The task: For the word "watermark", state the number of lines in the data that contain it, and nothing else.

Interface dataset entries:
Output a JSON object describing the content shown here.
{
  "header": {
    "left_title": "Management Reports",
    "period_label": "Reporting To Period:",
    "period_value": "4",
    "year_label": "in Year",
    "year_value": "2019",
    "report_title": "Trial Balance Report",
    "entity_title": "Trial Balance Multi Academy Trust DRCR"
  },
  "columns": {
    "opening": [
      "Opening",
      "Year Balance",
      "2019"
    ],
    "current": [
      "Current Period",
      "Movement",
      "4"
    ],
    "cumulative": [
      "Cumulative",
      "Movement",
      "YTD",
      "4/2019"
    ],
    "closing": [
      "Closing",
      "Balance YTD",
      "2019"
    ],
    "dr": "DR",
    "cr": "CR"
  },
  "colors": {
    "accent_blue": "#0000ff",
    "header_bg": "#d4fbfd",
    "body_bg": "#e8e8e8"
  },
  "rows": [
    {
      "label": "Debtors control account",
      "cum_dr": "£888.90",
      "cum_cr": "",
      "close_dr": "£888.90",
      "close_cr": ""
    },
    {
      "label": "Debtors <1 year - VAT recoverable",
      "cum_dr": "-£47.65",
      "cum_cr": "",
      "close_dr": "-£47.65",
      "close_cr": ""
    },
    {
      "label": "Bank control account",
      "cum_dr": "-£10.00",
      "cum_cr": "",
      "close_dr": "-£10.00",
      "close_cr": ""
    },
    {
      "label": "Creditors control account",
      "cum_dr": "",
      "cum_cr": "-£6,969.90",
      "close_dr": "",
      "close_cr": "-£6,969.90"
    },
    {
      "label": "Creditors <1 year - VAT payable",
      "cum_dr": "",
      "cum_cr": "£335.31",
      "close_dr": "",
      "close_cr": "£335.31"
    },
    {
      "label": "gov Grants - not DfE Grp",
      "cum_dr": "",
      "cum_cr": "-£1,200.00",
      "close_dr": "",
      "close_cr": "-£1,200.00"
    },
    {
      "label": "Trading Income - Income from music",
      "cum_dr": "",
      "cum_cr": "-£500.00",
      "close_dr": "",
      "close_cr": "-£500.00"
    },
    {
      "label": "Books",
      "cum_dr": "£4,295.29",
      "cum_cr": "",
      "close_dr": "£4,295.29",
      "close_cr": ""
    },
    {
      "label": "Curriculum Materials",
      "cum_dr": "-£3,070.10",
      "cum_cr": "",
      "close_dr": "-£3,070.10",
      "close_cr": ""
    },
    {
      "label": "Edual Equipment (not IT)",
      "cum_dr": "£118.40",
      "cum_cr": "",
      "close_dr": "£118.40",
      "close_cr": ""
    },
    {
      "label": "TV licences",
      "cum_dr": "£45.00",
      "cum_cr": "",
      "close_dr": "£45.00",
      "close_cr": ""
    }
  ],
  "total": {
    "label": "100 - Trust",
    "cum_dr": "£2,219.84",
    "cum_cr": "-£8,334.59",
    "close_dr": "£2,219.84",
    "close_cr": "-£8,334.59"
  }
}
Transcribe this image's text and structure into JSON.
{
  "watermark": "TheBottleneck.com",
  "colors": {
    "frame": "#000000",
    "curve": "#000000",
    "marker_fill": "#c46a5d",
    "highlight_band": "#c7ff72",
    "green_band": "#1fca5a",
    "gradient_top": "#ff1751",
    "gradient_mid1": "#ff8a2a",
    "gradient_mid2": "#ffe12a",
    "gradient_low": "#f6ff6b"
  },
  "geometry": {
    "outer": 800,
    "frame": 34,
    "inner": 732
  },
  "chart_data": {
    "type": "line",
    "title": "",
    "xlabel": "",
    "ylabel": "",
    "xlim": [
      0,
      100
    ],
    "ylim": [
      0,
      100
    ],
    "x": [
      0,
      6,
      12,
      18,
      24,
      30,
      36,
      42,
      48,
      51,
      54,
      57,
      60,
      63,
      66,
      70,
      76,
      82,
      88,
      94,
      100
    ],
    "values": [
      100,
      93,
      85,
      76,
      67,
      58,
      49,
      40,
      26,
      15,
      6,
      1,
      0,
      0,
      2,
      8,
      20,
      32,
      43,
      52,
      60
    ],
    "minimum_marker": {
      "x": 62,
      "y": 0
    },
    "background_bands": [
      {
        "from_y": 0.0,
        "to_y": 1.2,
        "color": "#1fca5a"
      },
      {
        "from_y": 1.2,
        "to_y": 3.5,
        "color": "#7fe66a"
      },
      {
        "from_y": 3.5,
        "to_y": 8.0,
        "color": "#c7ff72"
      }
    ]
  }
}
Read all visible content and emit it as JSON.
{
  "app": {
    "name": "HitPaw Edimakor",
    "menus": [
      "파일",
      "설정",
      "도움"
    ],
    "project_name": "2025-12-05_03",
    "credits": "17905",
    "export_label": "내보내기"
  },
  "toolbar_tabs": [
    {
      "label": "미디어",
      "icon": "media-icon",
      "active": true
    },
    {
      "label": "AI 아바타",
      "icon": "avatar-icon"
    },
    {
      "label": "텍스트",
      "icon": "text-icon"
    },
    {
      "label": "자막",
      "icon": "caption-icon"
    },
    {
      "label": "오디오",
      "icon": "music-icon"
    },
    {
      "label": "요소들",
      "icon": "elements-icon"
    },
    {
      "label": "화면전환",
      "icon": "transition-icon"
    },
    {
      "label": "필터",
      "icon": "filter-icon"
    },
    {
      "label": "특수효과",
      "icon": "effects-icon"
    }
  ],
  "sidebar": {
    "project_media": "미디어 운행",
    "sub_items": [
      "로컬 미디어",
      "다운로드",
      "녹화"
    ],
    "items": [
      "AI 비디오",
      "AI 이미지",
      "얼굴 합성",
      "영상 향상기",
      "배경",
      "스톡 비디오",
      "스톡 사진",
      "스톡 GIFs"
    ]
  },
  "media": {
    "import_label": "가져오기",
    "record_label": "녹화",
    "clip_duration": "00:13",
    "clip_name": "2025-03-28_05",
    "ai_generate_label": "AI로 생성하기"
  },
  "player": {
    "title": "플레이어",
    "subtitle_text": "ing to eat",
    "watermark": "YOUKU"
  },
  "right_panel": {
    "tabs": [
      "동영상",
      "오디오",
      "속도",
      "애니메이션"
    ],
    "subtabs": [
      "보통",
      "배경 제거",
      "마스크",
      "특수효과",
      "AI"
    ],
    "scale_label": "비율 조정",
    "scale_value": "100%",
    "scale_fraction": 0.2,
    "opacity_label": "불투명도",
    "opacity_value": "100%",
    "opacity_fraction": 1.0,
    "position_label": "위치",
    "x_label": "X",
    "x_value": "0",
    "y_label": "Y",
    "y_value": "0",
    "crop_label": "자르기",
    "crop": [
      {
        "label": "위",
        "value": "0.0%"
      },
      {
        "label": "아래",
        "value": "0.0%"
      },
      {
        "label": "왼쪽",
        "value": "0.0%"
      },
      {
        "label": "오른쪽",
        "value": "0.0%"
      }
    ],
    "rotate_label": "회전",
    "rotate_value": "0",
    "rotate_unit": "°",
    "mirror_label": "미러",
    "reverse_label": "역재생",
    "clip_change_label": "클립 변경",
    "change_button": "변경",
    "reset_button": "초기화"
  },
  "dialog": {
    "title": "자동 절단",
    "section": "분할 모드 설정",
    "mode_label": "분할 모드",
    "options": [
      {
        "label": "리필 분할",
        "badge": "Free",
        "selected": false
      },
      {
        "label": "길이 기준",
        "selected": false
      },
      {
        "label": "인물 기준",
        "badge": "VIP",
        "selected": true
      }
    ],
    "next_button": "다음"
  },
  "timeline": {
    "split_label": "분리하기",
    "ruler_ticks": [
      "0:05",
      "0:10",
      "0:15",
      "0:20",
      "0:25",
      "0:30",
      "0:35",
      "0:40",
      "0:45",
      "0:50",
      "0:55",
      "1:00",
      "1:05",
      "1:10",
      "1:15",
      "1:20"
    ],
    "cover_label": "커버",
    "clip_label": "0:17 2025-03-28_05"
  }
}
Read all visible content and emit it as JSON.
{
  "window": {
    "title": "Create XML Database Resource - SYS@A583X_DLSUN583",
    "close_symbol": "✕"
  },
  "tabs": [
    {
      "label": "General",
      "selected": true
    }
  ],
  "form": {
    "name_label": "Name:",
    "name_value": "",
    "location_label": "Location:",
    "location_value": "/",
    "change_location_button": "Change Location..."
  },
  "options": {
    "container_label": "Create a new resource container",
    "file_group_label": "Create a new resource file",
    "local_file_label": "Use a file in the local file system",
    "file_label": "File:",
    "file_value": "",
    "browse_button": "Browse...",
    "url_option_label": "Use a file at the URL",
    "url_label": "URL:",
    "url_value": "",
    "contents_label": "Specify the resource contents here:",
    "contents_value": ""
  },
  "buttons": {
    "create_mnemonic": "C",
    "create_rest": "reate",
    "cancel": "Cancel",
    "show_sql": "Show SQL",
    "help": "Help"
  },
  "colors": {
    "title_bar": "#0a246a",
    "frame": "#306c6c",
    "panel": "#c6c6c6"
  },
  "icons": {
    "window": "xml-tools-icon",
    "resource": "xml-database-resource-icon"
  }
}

Exercise output: 2